Excerpts from an interface dataset:

◆ ◆ ◆ ◆ ◆ ◆ ◆

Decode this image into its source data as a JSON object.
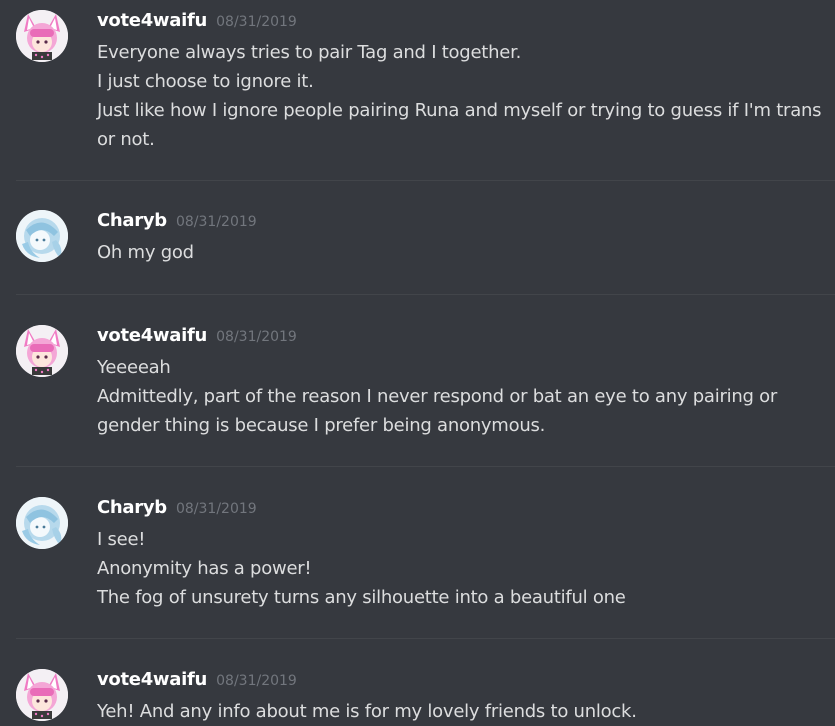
{
  "messages": [
    {
      "author": "vote4waifu",
      "timestamp": "08/31/2019",
      "avatar_icon": "pink-hair-girl-avatar-icon",
      "lines": [
        "Everyone always tries to pair Tag and I together.",
        "I just choose to ignore it.",
        "Just like how I ignore people pairing Runa and myself or trying to guess if I'm trans",
        "or not."
      ]
    },
    {
      "author": "Charyb",
      "timestamp": "08/31/2019",
      "avatar_icon": "blue-hair-girl-avatar-icon",
      "lines": [
        "Oh my god"
      ]
    },
    {
      "author": "vote4waifu",
      "timestamp": "08/31/2019",
      "avatar_icon": "pink-hair-girl-avatar-icon",
      "lines": [
        "Yeeeeah",
        "Admittedly, part of the reason I never respond or bat an eye to any pairing or",
        "gender thing is because I prefer being anonymous."
      ]
    },
    {
      "author": "Charyb",
      "timestamp": "08/31/2019",
      "avatar_icon": "blue-hair-girl-avatar-icon",
      "lines": [
        "I see!",
        "Anonymity has a power!",
        "The fog of unsurety turns any silhouette into a beautiful one"
      ]
    },
    {
      "author": "vote4waifu",
      "timestamp": "08/31/2019",
      "avatar_icon": "pink-hair-girl-avatar-icon",
      "lines": [
        "Yeh! And any info about me is for my lovely friends to unlock."
      ]
    }
  ],
  "colors": {
    "background": "#36393f",
    "username": "#ffffff",
    "timestamp": "#72767d",
    "message_text": "#dcddde",
    "divider": "#42454a"
  }
}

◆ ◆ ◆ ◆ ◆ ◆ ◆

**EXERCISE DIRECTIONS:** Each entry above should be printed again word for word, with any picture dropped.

**ANSWER TO THE PROBLEM:**
Decode this image into its source data as a JSON object.
{
  "messages": [
    {
      "author": "vote4waifu",
      "timestamp": "08/31/2019",
      "avatar_icon": "pink-hair-girl-avatar-icon",
      "lines": [
        "Everyone always tries to pair Tag and I together.",
        "I just choose to ignore it.",
        "Just like how I ignore people pairing Runa and myself or trying to guess if I'm trans",
        "or not."
      ]
    },
    {
      "author": "Charyb",
      "timestamp": "08/31/2019",
      "avatar_icon": "blue-hair-girl-avatar-icon",
      "lines": [
        "Oh my god"
      ]
    },
    {
      "author": "vote4waifu",
      "timestamp": "08/31/2019",
      "avatar_icon": "pink-hair-girl-avatar-icon",
      "lines": [
        "Yeeeeah",
        "Admittedly, part of the reason I never respond or bat an eye to any pairing or",
        "gender thing is because I prefer being anonymous."
      ]
    },
    {
      "author": "Charyb",
      "timestamp": "08/31/2019",
      "avatar_icon": "blue-hair-girl-avatar-icon",
      "lines": [
        "I see!",
        "Anonymity has a power!",
        "The fog of unsurety turns any silhouette into a beautiful one"
      ]
    },
    {
      "author": "vote4waifu",
      "timestamp": "08/31/2019",
      "avatar_icon": "pink-hair-girl-avatar-icon",
      "lines": [
        "Yeh! And any info about me is for my lovely friends to unlock."
      ]
    }
  ],
  "colors": {
    "background": "#36393f",
    "username": "#ffffff",
    "timestamp": "#72767d",
    "message_text": "#dcddde",
    "divider": "#42454a"
  }
}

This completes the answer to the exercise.